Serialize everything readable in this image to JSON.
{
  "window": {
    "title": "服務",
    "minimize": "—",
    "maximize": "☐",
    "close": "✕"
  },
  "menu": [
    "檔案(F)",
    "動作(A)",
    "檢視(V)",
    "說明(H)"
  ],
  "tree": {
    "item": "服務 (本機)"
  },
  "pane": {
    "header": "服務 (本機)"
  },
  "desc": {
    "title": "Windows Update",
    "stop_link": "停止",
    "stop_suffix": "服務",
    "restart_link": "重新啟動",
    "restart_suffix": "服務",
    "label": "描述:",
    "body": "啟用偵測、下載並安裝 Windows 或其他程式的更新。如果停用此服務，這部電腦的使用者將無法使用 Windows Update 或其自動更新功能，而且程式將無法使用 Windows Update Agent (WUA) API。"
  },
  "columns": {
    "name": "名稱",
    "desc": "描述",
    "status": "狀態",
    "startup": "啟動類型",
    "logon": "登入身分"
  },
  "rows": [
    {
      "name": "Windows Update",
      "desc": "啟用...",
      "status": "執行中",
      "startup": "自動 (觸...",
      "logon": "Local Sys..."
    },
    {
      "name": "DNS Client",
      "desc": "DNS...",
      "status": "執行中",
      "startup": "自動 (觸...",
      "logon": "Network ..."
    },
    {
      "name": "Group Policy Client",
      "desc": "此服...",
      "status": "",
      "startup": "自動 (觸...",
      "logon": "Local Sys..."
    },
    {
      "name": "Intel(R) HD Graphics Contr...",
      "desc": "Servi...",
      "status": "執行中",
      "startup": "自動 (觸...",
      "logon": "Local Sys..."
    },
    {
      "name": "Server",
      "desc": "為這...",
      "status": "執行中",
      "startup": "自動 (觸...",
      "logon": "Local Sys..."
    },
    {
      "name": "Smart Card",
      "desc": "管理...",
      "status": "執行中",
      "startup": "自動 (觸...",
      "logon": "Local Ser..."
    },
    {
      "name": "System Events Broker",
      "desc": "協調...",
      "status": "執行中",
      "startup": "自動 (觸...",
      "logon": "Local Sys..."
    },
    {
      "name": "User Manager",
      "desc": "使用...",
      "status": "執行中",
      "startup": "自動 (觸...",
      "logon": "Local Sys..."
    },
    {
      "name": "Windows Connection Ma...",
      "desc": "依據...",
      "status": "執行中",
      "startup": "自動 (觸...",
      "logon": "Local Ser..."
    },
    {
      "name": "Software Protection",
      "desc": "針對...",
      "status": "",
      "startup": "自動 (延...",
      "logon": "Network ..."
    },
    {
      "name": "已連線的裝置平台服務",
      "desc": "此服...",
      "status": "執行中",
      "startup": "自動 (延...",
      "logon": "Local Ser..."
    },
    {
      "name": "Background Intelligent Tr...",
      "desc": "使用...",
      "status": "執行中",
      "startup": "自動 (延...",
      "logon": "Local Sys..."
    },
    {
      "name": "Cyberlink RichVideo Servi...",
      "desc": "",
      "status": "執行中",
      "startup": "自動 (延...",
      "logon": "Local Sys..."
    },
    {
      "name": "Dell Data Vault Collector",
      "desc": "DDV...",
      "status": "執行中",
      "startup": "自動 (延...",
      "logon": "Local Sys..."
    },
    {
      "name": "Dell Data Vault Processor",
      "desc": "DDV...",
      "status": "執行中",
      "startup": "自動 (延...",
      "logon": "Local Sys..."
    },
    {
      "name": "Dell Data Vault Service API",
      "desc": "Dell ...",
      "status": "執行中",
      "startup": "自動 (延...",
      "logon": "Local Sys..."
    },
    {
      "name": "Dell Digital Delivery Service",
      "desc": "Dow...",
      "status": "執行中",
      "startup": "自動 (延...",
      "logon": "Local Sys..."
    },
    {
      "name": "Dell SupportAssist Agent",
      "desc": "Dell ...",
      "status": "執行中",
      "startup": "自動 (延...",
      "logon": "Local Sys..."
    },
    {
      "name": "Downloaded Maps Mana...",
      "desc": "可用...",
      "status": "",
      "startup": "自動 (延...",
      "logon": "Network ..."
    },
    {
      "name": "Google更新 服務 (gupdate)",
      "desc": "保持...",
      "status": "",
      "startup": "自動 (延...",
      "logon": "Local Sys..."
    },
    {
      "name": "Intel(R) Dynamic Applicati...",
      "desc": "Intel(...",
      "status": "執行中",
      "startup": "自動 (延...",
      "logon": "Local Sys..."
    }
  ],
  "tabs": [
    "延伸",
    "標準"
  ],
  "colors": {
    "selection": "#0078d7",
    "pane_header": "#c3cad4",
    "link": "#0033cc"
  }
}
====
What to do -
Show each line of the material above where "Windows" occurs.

Answer for the task -
    "title": "Windows Update",
    "body": "啟用偵測、下載並安裝 Windows 或其他程式的更新。如果停用此服務，這部電腦的使用者將無法使用 Windows Update 或其自動更新功能，而且程式將無法使用 Windows Update Agent (WUA) API。"
      "name": "Windows Update",
      "name": "Windows Connection Ma...",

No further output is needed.